-- Provided data follows --

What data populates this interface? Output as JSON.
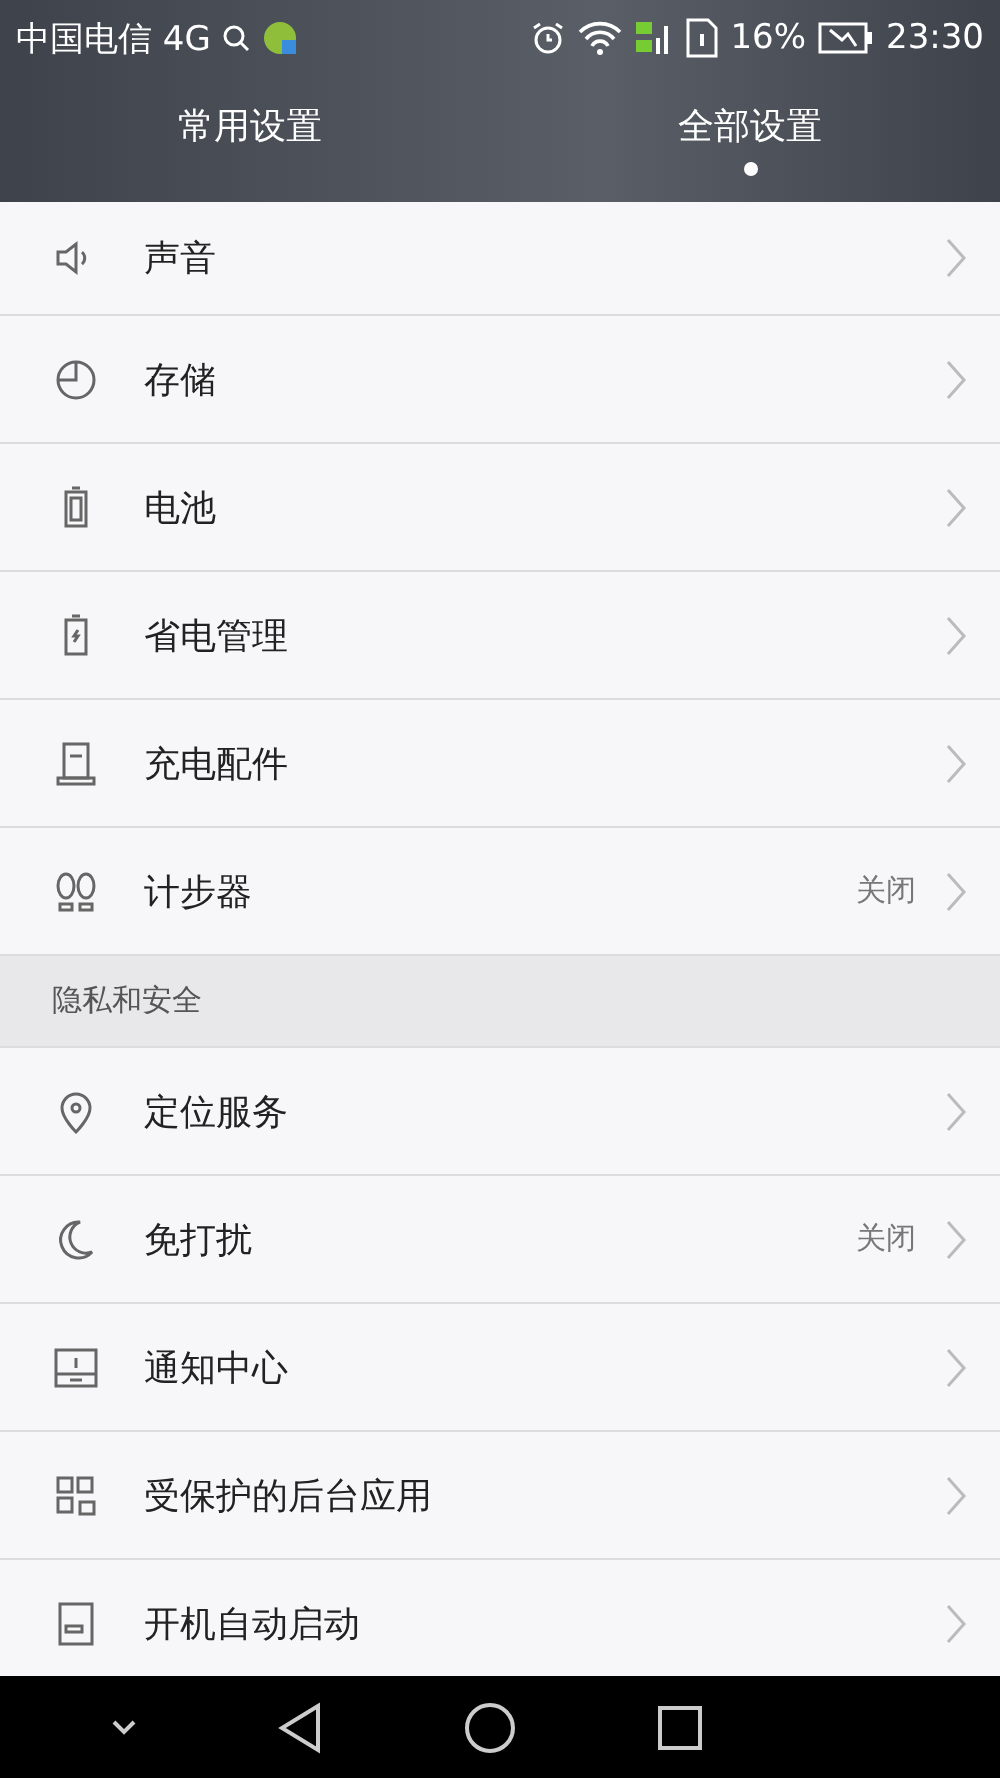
{
  "status_bar": {
    "carrier": "中国电信 4G",
    "battery": "16%",
    "time": "23:30"
  },
  "tabs": [
    {
      "label": "常用设置",
      "selected": false
    },
    {
      "label": "全部设置",
      "selected": true
    }
  ],
  "sections": [
    {
      "items": [
        {
          "label": "声音"
        },
        {
          "label": "存储"
        },
        {
          "label": "电池"
        },
        {
          "label": "省电管理"
        },
        {
          "label": "充电配件"
        },
        {
          "label": "计步器",
          "value": "关闭"
        }
      ]
    },
    {
      "header": "隐私和安全",
      "items": [
        {
          "label": "定位服务"
        },
        {
          "label": "免打扰",
          "value": "关闭"
        },
        {
          "label": "通知中心"
        },
        {
          "label": "受保护的后台应用"
        },
        {
          "label": "开机自动启动"
        }
      ]
    }
  ]
}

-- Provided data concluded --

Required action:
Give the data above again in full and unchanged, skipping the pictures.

Response for this exercise:
What data populates this interface? Output as JSON.
{
  "status_bar": {
    "carrier": "中国电信 4G",
    "battery": "16%",
    "time": "23:30"
  },
  "tabs": [
    {
      "label": "常用设置",
      "selected": false
    },
    {
      "label": "全部设置",
      "selected": true
    }
  ],
  "sections": [
    {
      "items": [
        {
          "label": "声音"
        },
        {
          "label": "存储"
        },
        {
          "label": "电池"
        },
        {
          "label": "省电管理"
        },
        {
          "label": "充电配件"
        },
        {
          "label": "计步器",
          "value": "关闭"
        }
      ]
    },
    {
      "header": "隐私和安全",
      "items": [
        {
          "label": "定位服务"
        },
        {
          "label": "免打扰",
          "value": "关闭"
        },
        {
          "label": "通知中心"
        },
        {
          "label": "受保护的后台应用"
        },
        {
          "label": "开机自动启动"
        }
      ]
    }
  ]
}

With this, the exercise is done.